3. Get 7 to 8 hours of sleep per night. Seriously. If you’re thinking about staying up all night cramming for that big exam, think again. Sleep is restorative, so you’re actually better off getting a full night’s sleep. In addition, sleep can help you lose weight and lower blood pressure. If you’re having trouble falling asleep, Dr. Brickner recommends 30 minutes of screen-free time before bed.
4. Wear sunscreen every day (even when it’s cloudy). The sun’s rays can be damaging to your skin, even on a cloudy day. Not only will sunscreen help prevent you from getting sunburned today, it can also help prevent you from developing wrinkles and skin cancer when you’re older. But don’t waste your money on anything higher than SPF 30. According to Dr. Brickner, SPF 50 protects your skin less than one percent more than SPF 30, even though the price difference is generally substantial.
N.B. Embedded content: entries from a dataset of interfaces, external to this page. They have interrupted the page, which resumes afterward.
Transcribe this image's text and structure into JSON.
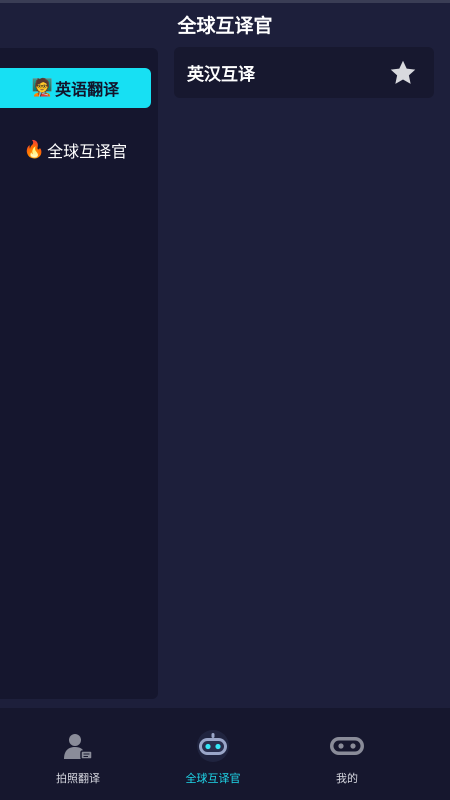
{
  "header": {
    "title": "全球互译官"
  },
  "sidebar": {
    "items": [
      {
        "emoji": "🧑‍🏫",
        "label": "英语翻译",
        "active": true
      },
      {
        "emoji": "🔥",
        "label": "全球互译官",
        "active": false
      }
    ]
  },
  "content": {
    "cards": [
      {
        "title": "英汉互译",
        "icon": "star-icon"
      }
    ]
  },
  "tabbar": {
    "tabs": [
      {
        "label": "拍照翻译",
        "icon": "photo-translate-icon",
        "active": false
      },
      {
        "label": "全球互译官",
        "icon": "robot-icon",
        "active": true
      },
      {
        "label": "我的",
        "icon": "profile-icon",
        "active": false
      }
    ]
  },
  "colors": {
    "background": "#1d1f3b",
    "sidebar": "#15162e",
    "accent": "#17e0f3",
    "card": "#17182f",
    "tabbar": "#16172e"
  }
}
5. Know your pain meds. You may think acetaminophen (Tylenol®) and ibuprofen (Advil® and Motrin®) are the same, but there are a few key differences. Both treat fevers and pain, but ibuprofen is better for inflammatory pain, which can result from sports injuries, for example. The most important difference between acetaminophen and ibuprofen is how your body processes them. Ibuprofen is metabolized through your kidneys, while acetaminophen is metabolized through your liver. So if you’re planning on drinking alcohol, stick to ibuprofen to limit potential liver damage.
6. Stay up to date on your vaccines. In college, many students live in close quarters, so it’s important to protect yourself from easily transmittable diseases.
- Get a flu shot every year.
- Double-check that your tetanus shot is current (you only need to get one every 10 years).
- If you are or plan to be sexually active, get an HPV vaccine. Today’s technology is so advanced that the current HPV vaccine not only protects against cervical cancer, but it also helps protect against oral cancers as well, which means men need it just as much as women.
- Several vaccines are available to prevent types of bacterial meningitis. These vaccines are recommended for infants and children. Two doses at ages 11 through 18 are also recommended.
- If you’re going abroad, make sure to check if you need any additional vaccines.
Just because you read it on the internet doesn’t mean it’s true. It’s tempting to search symptoms online or go to a medical website to self-diagnose, but Dr. Brickner urges you to seek advice from a licensed physician if you have any health concerns.